By: Curtis Drever, Director of Missions and Outreach

Last fall, eight staff members journeyed together through Rooted before it was rolled out to all Shepherd’s Grove.  For those of you who may be unfamiliar with Rooted, it is a 10-week group experience to help you begin to live the way you have always wanted: connected to God, connected to others, and building daily habits to live with true purpose.

One aspect of Rooted built into the experience is the requirement that the group serves together.  When the Community Life Pastor approached me to ask if I would create the serve opportunities I quickly said, “Yes of course.”  As Director of Missions and Outreach, I want nothing more than to see our congregation become more involved in the local community.  So I was very excited to come up with a service project for our group.

God’s timing is perfect!  I had already scoped out ways for our church to get more involved in the Foster Care community but it wasn’t clear how to best start.  I truly felt this was God opening the door and saying, “Now is the time, start with your Rooted group.”  With that, I moved forward in partnership with ZeroBy2020 ( and County of Orange, Faith In Motion.  Faith In Motion is a group within the County’s Social Services group that partners specifically with the faith community. (            

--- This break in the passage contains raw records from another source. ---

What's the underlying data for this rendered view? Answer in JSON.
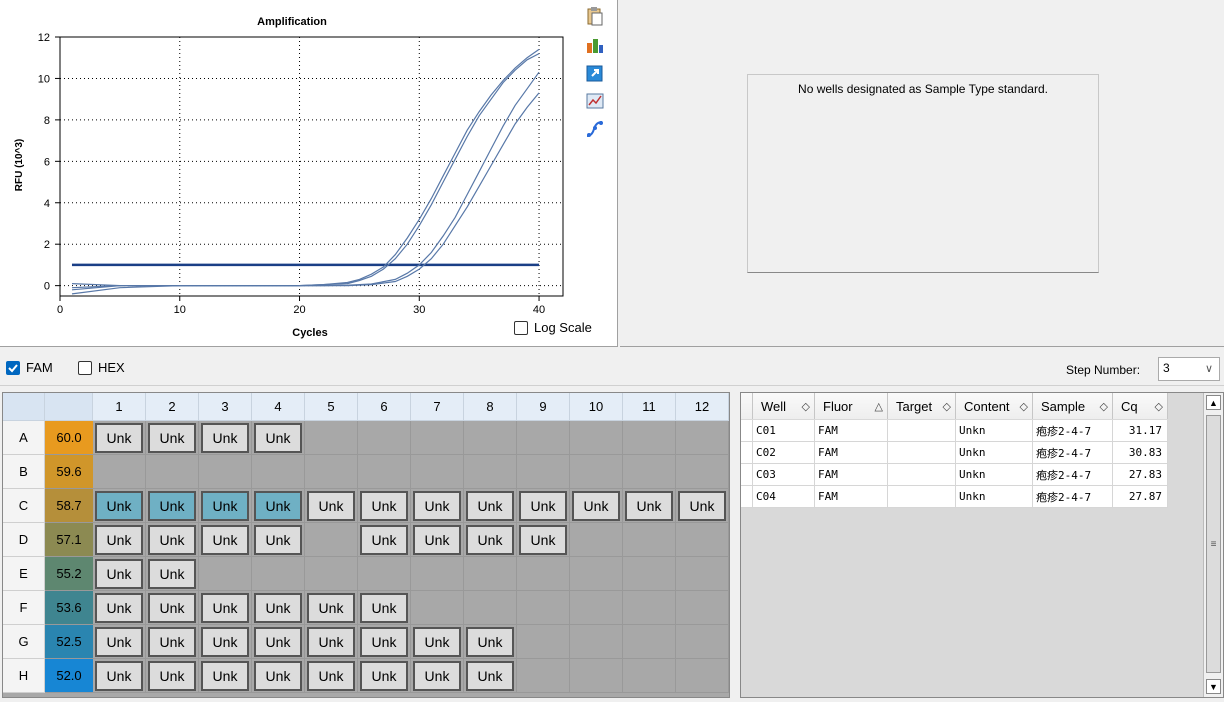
{
  "chart": {
    "title": "Amplification",
    "xlabel": "Cycles",
    "ylabel": "RFU (10^3)",
    "log_scale_label": "Log Scale",
    "log_scale_checked": false,
    "icons": [
      "copy-icon",
      "export-data-icon",
      "export-image-icon",
      "chart-settings-icon",
      "curve-icon"
    ]
  },
  "chart_data": {
    "type": "line",
    "title": "Amplification",
    "xlabel": "Cycles",
    "ylabel": "RFU (10^3)",
    "xlim": [
      0,
      42
    ],
    "ylim": [
      -0.5,
      12
    ],
    "xticks": [
      0,
      10,
      20,
      30,
      40
    ],
    "yticks": [
      0,
      2,
      4,
      6,
      8,
      10,
      12
    ],
    "grid": true,
    "threshold": 1.0,
    "series": [
      {
        "x": [
          1,
          5,
          10,
          15,
          20,
          22,
          24,
          25,
          26,
          27,
          28,
          29,
          30,
          31,
          32,
          33,
          34,
          35,
          36,
          37,
          38,
          39,
          40
        ],
        "y": [
          -0.1,
          0,
          0,
          0,
          0,
          0.05,
          0.15,
          0.3,
          0.55,
          0.9,
          1.5,
          2.3,
          3.2,
          4.2,
          5.3,
          6.4,
          7.5,
          8.4,
          9.2,
          9.9,
          10.5,
          11.0,
          11.4
        ]
      },
      {
        "x": [
          1,
          5,
          10,
          15,
          20,
          22,
          24,
          25,
          26,
          27,
          28,
          29,
          30,
          31,
          32,
          33,
          34,
          35,
          36,
          37,
          38,
          39,
          40
        ],
        "y": [
          0.1,
          0,
          0,
          0,
          0,
          0.05,
          0.1,
          0.25,
          0.45,
          0.8,
          1.3,
          2.0,
          2.9,
          3.9,
          5.0,
          6.1,
          7.2,
          8.2,
          9.0,
          9.8,
          10.4,
          10.9,
          11.2
        ]
      },
      {
        "x": [
          1,
          5,
          10,
          15,
          20,
          22,
          24,
          26,
          28,
          29,
          30,
          31,
          32,
          33,
          34,
          35,
          36,
          37,
          38,
          39,
          40
        ],
        "y": [
          -0.2,
          0,
          0,
          0,
          0,
          0,
          0.02,
          0.08,
          0.3,
          0.6,
          1.0,
          1.6,
          2.4,
          3.3,
          4.4,
          5.5,
          6.6,
          7.7,
          8.7,
          9.5,
          10.3
        ]
      },
      {
        "x": [
          1,
          5,
          10,
          15,
          20,
          22,
          24,
          26,
          28,
          29,
          30,
          31,
          32,
          33,
          34,
          35,
          36,
          37,
          38,
          39,
          40
        ],
        "y": [
          -0.4,
          -0.1,
          0,
          0,
          0,
          0,
          0,
          0.05,
          0.2,
          0.45,
          0.8,
          1.3,
          2.0,
          2.9,
          3.8,
          4.8,
          5.8,
          6.8,
          7.8,
          8.6,
          9.3
        ]
      }
    ]
  },
  "standard_curve": {
    "message": "No wells designated as Sample Type standard."
  },
  "fluor_bar": {
    "fam_label": "FAM",
    "fam_checked": true,
    "hex_label": "HEX",
    "hex_checked": false,
    "step_label": "Step Number:",
    "step_value": "3"
  },
  "plate": {
    "columns": [
      "1",
      "2",
      "3",
      "4",
      "5",
      "6",
      "7",
      "8",
      "9",
      "10",
      "11",
      "12"
    ],
    "rows": [
      {
        "label": "A",
        "temp": "60.0",
        "color": "#e89a1f",
        "wells": [
          "Unk",
          "Unk",
          "Unk",
          "Unk",
          "",
          "",
          "",
          "",
          "",
          "",
          "",
          ""
        ],
        "selected": []
      },
      {
        "label": "B",
        "temp": "59.6",
        "color": "#d0962a",
        "wells": [
          "",
          "",
          "",
          "",
          "",
          "",
          "",
          "",
          "",
          "",
          "",
          ""
        ],
        "selected": []
      },
      {
        "label": "C",
        "temp": "58.7",
        "color": "#b58f3a",
        "wells": [
          "Unk",
          "Unk",
          "Unk",
          "Unk",
          "Unk",
          "Unk",
          "Unk",
          "Unk",
          "Unk",
          "Unk",
          "Unk",
          "Unk"
        ],
        "selected": [
          0,
          1,
          2,
          3
        ]
      },
      {
        "label": "D",
        "temp": "57.1",
        "color": "#8c8a52",
        "wells": [
          "Unk",
          "Unk",
          "Unk",
          "Unk",
          "",
          "Unk",
          "Unk",
          "Unk",
          "Unk",
          "",
          "",
          ""
        ],
        "selected": []
      },
      {
        "label": "E",
        "temp": "55.2",
        "color": "#5e8770",
        "wells": [
          "Unk",
          "Unk",
          "",
          "",
          "",
          "",
          "",
          "",
          "",
          "",
          "",
          ""
        ],
        "selected": []
      },
      {
        "label": "F",
        "temp": "53.6",
        "color": "#3f8590",
        "wells": [
          "Unk",
          "Unk",
          "Unk",
          "Unk",
          "Unk",
          "Unk",
          "",
          "",
          "",
          "",
          "",
          ""
        ],
        "selected": []
      },
      {
        "label": "G",
        "temp": "52.5",
        "color": "#2a85b0",
        "wells": [
          "Unk",
          "Unk",
          "Unk",
          "Unk",
          "Unk",
          "Unk",
          "Unk",
          "Unk",
          "",
          "",
          "",
          ""
        ],
        "selected": []
      },
      {
        "label": "H",
        "temp": "52.0",
        "color": "#1786d4",
        "wells": [
          "Unk",
          "Unk",
          "Unk",
          "Unk",
          "Unk",
          "Unk",
          "Unk",
          "Unk",
          "",
          "",
          "",
          ""
        ],
        "selected": []
      }
    ]
  },
  "table": {
    "headers": [
      {
        "label": "Well",
        "sort": "◇"
      },
      {
        "label": "Fluor",
        "sort": "△"
      },
      {
        "label": "Target",
        "sort": "◇"
      },
      {
        "label": "Content",
        "sort": "◇"
      },
      {
        "label": "Sample",
        "sort": "◇"
      },
      {
        "label": "Cq",
        "sort": "◇"
      }
    ],
    "rows": [
      [
        "C01",
        "FAM",
        "",
        "Unkn",
        "疱疹2-4-7",
        "31.17"
      ],
      [
        "C02",
        "FAM",
        "",
        "Unkn",
        "疱疹2-4-7",
        "30.83"
      ],
      [
        "C03",
        "FAM",
        "",
        "Unkn",
        "疱疹2-4-7",
        "27.83"
      ],
      [
        "C04",
        "FAM",
        "",
        "Unkn",
        "疱疹2-4-7",
        "27.87"
      ]
    ]
  }
}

On Saturday, December 1 our Rooted Group served at Olive Crest in Santa Ana to help facilitate family reunification visits.  When children are removed from their parents by Child Protective Services, they must go through a reunification plan with Social Services in order to have their children returned.  This process can take weeks, months, or even years.  Olive Crest is an approved visitation center where parents must spend time with their children under supervision for a few hours, as part of their reunification plan. 

Our purpose was not to simply feed, entertain, and provide fun for the children. Instead the activities we provided were intended to strengthen the family bonds between children and parents. Our role was to be in the background amplifying the role mom and/or dad plays for the children. 

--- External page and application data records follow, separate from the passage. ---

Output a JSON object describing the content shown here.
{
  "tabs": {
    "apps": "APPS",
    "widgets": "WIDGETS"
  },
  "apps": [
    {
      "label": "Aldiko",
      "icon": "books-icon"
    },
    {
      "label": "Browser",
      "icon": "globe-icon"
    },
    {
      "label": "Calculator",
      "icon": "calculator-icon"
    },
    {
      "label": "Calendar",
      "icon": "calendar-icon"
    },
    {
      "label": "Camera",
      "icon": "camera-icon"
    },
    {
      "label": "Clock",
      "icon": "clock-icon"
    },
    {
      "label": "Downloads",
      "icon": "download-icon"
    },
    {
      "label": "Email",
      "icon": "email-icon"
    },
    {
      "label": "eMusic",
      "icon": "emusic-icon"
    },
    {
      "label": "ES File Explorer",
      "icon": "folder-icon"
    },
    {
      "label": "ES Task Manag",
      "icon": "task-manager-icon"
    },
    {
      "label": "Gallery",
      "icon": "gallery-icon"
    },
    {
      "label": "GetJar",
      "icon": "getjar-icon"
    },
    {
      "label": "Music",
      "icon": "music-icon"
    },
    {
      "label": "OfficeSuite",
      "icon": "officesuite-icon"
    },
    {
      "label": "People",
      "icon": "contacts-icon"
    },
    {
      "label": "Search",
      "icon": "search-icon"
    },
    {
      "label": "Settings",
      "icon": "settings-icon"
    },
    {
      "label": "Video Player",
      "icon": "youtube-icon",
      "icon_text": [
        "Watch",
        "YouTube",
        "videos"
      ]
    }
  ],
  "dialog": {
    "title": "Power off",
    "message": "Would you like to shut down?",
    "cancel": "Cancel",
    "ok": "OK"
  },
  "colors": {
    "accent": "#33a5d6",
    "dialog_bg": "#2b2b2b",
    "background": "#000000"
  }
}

So, what was our experience like?  How did it go?  We arrived to the facility, which mainly consists of an outside courtyard and indoor visitation room. After a short briefing, we set up four interactive game stations and several tables with food and waited.  None of us had done this before, so we weren’t sure what to expect.  Our group was a test-group, so even the social workers weren’t sure what to expect either. 

Within minutes of settling in, several families and social workers stepped out of the visitation room and wandered over to our stations.  (Each parent/child was under supervision, so there was always a social worker nearby observing).  Our team greeted them, demonstrated what to do at each station then encouraged the parent and child to try.  Gradually the rest of the families stepped into the courtyard and circulated among the stations.

It wasn’t yet noon, but they began eating.  There really wasn’t a specific moment but conversations between parent/child increased, we heard some laughter and other playful noises.  As parents and kids became more comfortable with what we were doing and each other, kids began experimenting with the games and interacting more with their parent.   The overall scene gradually shifted to something that we’d see at a park on a given Saturday—families hanging out, eating, playing games, and just spending time with each other. 

We had to remind ourselves that all of these kids are not living with their biological parents but either in Foster care or other court-assigned living situation, e.g. relative, group-home…  The parents were under court order to follow a plan in order to prove to the court it was safe for them to have custody of their own child/children again.  The children perhaps only saw their parent once or twice a week at most, so what we were witnessing were fragile relationships.

As appropriate, our team spoke words of encouragement or positive comments to the parents and kids.  One mother in particular was visiting her three boys.   My wife and I observed how well the boys played together and seemed at ease with just having their mom present.  My wife said something to her like, “You have some really great boys.”  She said ‘thank you’, and glowed a bit.  We had no idea about her situation or if anyone had complimented her about her boys.   We just hope those few words encouraged her somehow.   

We were there for only a few hours.  Time went by quickly and it was soon time to pack up and leave.  Before we went on with our day, we debriefed as a group about our experience.  An Olive Crest staff member came over express his thanks—for being there, bringing food, games, and to tell us how well things went.  Again, our group was a test to see how it might work having groups do this on an ongoing basis.  From all indications, they were very pleased and definitely wanted to do that again. 

To us, what we did was not that difficult or special in our minds.  Anyone could do what we did.  We showed up for a few hours with food and some games but to the kids, parents, and social workers it was big.  However, as we shared about our experience it became apparent that our group was touched.  We were all impacted and felt part of something bigger. We don’t know details about the families we had just served, so although our contribution didn’t seem like much to us, it mattered to them, but most of all mattered to God.  This verse came to me after serving here. 

Religion that God our Father accepts as pure and faultless is this: to look after orphans and widows in their distress… James 1:27 If you or your group is interested in either serving or learning more about how to get involved in the Foster Care community, please contact Curtis Drever, Director of Missions and Outreach,